- Task to carry out: The count of lines below that include the string "Resources" is the whole answer; write it alone.
(Material supplied)
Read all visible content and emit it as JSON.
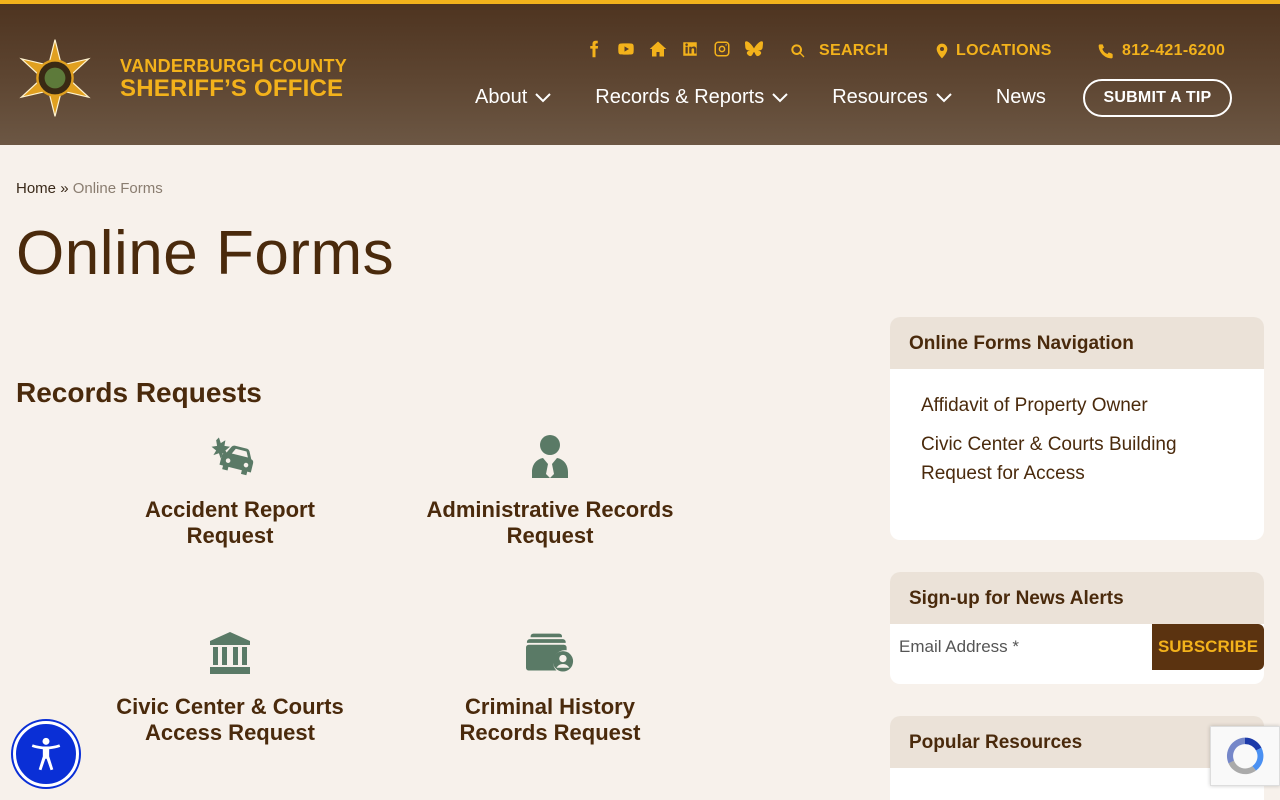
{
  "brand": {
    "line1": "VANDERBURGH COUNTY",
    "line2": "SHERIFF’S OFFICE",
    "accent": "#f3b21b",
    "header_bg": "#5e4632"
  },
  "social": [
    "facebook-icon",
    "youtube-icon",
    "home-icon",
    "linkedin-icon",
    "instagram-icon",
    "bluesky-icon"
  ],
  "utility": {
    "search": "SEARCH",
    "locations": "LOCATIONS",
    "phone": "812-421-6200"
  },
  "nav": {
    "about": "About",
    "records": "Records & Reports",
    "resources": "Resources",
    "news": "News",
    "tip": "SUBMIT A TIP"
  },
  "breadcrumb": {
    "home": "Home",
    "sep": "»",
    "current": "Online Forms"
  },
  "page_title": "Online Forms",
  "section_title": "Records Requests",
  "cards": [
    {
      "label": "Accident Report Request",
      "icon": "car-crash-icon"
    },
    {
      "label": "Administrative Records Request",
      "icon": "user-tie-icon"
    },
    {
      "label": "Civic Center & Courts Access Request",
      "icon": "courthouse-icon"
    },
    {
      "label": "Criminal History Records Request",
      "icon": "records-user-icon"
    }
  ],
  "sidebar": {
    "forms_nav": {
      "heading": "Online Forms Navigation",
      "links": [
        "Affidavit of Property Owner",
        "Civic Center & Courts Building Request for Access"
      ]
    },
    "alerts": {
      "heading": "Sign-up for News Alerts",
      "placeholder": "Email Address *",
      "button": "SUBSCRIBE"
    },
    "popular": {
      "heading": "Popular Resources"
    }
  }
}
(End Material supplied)
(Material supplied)
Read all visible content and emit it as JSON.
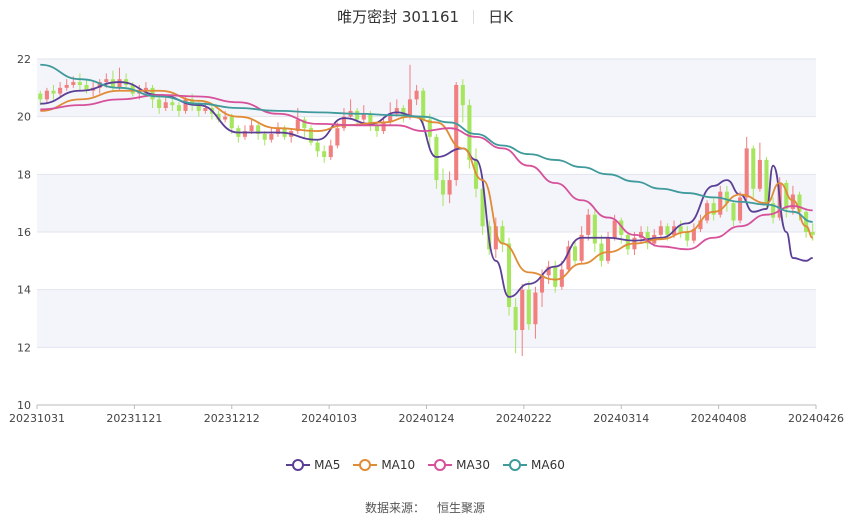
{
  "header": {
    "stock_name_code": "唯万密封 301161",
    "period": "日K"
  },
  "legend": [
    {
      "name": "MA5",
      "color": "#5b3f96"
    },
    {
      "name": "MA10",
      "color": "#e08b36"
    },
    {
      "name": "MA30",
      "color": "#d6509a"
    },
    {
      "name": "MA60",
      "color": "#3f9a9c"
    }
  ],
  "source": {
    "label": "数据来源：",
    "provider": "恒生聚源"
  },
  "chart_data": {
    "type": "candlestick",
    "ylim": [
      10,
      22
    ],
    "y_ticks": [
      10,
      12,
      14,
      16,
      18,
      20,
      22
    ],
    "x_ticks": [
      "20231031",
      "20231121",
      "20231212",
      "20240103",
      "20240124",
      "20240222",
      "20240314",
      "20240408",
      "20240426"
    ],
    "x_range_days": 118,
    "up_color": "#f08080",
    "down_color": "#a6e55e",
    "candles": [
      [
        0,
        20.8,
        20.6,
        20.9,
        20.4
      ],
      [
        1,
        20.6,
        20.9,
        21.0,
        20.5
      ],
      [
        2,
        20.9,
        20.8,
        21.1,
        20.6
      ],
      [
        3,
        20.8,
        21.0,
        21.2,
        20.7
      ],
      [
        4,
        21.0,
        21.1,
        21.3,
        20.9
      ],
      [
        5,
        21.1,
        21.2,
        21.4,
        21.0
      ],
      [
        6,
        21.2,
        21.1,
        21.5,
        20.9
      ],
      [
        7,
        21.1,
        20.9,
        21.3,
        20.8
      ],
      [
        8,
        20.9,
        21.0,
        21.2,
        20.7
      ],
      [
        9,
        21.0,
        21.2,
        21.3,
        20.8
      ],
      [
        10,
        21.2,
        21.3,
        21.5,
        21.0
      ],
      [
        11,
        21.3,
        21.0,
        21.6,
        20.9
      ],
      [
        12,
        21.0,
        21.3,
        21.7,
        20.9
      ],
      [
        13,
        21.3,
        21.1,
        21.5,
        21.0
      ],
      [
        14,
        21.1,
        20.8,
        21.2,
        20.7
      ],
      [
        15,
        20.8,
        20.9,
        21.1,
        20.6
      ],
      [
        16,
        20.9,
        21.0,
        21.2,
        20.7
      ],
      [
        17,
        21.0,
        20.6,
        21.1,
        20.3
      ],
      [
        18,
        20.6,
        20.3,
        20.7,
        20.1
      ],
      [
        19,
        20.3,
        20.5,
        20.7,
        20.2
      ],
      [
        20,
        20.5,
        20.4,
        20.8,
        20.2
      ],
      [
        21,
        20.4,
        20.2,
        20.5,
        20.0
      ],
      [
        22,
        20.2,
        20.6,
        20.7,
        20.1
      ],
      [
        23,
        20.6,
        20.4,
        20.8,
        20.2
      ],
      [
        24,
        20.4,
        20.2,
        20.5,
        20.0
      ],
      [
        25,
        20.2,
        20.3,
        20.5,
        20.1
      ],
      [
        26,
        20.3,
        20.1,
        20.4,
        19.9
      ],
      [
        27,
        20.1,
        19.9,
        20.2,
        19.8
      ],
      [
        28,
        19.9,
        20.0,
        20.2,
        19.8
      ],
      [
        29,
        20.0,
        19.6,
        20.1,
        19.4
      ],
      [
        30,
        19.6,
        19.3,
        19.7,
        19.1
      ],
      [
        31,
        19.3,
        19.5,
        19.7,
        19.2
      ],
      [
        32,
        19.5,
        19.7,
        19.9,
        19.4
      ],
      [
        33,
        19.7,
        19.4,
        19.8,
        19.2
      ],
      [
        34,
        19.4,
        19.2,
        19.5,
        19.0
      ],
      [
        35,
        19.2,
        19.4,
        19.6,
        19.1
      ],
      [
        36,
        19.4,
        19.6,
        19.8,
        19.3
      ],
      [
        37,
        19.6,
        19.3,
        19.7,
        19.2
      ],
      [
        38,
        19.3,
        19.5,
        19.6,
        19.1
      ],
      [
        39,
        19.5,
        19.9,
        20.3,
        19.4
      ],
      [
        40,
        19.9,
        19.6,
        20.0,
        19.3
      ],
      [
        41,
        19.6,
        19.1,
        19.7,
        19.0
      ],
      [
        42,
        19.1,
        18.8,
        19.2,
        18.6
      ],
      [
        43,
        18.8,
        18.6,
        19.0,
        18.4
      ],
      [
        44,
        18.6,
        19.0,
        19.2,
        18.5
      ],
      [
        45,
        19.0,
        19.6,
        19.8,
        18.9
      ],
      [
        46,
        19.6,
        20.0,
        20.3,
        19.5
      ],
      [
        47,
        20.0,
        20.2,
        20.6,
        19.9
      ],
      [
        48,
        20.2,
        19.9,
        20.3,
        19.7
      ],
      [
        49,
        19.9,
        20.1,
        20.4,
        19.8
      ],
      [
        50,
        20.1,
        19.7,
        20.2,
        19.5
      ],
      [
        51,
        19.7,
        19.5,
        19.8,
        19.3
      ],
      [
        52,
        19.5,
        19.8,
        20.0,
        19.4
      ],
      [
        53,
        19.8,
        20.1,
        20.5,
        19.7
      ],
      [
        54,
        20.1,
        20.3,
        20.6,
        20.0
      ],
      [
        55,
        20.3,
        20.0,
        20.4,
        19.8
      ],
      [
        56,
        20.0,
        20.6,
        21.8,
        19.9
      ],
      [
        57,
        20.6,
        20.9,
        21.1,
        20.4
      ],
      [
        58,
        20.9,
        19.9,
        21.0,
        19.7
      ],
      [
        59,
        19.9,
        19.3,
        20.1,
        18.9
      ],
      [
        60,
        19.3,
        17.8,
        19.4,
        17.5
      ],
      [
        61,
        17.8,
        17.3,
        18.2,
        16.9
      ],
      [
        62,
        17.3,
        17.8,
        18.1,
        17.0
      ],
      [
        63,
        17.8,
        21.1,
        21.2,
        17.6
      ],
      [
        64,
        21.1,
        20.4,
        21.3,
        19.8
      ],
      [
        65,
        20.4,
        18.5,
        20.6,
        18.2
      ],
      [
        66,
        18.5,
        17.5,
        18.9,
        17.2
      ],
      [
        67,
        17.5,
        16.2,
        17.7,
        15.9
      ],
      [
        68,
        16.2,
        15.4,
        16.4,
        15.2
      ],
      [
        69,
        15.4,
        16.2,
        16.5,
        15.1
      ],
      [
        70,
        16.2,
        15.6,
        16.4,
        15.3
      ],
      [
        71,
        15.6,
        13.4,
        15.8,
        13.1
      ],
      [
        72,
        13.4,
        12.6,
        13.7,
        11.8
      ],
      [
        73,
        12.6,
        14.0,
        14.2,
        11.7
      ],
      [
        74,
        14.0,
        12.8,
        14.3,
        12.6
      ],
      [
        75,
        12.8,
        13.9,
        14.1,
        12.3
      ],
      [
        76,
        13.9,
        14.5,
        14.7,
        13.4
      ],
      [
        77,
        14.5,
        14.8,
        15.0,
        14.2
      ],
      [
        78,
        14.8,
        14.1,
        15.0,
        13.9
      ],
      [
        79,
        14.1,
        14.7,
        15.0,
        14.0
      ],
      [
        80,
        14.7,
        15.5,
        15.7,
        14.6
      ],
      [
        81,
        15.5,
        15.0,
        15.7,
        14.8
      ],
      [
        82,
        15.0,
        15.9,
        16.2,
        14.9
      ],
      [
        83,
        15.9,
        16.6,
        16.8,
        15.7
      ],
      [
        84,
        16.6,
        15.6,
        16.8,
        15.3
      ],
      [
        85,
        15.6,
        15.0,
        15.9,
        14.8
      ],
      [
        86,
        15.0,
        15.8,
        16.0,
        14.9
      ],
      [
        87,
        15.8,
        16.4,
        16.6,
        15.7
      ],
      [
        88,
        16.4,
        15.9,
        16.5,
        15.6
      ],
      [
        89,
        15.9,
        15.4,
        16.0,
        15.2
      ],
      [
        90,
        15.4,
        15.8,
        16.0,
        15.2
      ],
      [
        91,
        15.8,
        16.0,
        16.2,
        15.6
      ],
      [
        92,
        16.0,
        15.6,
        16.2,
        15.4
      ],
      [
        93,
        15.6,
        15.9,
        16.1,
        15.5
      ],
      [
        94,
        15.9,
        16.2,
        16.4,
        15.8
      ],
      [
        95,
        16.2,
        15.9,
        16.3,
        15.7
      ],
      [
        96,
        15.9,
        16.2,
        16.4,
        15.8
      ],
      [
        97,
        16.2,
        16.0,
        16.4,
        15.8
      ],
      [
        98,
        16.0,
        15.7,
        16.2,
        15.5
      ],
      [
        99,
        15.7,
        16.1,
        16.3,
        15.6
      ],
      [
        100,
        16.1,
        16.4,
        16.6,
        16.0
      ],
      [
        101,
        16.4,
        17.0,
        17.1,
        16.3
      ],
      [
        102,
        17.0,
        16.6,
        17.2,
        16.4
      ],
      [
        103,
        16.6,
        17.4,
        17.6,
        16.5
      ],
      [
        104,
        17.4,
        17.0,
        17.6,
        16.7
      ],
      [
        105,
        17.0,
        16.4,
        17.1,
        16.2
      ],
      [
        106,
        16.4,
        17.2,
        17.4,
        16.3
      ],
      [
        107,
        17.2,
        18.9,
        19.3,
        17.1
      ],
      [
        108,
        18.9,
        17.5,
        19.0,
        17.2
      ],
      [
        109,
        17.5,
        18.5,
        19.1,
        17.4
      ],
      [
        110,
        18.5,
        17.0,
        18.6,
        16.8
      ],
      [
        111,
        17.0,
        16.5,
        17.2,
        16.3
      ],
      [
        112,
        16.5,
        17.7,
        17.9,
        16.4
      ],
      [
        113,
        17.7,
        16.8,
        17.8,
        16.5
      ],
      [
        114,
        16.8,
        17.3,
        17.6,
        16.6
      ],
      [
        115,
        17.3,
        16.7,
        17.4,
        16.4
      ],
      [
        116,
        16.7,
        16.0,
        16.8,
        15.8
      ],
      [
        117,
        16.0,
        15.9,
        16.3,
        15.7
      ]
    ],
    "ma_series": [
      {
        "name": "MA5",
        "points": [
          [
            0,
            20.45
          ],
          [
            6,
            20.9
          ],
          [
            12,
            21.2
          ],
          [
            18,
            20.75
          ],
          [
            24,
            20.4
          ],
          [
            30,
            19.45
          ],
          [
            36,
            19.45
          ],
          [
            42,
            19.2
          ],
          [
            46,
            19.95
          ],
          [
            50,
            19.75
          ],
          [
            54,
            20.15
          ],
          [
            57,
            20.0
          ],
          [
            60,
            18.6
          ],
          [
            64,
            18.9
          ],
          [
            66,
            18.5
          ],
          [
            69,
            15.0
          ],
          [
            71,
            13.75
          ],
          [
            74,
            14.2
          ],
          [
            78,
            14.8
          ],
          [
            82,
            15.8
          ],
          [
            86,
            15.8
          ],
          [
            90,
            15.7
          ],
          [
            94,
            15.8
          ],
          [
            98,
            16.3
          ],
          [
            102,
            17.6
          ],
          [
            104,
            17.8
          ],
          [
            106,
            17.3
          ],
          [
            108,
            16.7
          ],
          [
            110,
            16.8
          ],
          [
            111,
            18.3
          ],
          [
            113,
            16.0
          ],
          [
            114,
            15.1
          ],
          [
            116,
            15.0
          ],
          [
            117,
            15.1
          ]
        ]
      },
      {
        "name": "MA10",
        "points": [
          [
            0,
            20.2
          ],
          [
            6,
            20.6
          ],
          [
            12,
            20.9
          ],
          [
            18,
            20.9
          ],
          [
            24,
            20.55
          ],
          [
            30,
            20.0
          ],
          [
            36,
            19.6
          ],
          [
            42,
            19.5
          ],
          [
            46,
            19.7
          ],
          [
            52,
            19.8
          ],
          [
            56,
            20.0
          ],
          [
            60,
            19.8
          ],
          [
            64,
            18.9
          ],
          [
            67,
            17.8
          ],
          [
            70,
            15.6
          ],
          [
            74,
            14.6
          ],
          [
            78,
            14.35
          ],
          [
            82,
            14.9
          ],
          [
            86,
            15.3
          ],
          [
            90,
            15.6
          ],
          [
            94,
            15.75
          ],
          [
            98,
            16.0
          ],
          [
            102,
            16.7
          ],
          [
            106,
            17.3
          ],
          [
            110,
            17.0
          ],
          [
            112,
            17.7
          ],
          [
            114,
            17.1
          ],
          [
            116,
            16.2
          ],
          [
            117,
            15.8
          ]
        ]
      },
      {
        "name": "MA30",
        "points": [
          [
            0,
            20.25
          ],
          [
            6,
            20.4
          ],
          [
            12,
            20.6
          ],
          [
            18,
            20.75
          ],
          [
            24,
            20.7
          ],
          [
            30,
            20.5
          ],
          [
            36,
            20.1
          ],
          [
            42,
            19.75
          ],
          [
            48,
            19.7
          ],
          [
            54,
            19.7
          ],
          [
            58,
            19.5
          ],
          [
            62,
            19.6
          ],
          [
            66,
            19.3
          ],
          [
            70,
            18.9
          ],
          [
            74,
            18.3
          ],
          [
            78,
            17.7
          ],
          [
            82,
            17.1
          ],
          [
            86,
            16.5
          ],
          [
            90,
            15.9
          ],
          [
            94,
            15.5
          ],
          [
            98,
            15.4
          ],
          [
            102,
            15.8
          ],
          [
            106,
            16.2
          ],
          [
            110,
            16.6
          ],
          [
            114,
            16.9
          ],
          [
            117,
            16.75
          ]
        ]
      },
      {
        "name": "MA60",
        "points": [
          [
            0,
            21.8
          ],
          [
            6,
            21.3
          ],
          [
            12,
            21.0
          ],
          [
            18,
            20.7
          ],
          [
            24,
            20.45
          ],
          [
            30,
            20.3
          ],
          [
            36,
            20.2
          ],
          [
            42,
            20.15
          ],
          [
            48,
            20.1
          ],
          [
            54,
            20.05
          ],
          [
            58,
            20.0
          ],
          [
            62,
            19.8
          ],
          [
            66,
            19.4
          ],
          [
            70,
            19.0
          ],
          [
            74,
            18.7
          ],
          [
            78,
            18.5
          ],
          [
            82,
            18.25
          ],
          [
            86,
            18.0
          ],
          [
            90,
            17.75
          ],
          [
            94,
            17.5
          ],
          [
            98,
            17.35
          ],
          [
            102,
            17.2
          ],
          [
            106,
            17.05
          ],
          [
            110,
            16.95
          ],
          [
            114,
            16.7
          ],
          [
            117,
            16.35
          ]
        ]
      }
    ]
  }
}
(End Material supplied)
- Written response: 2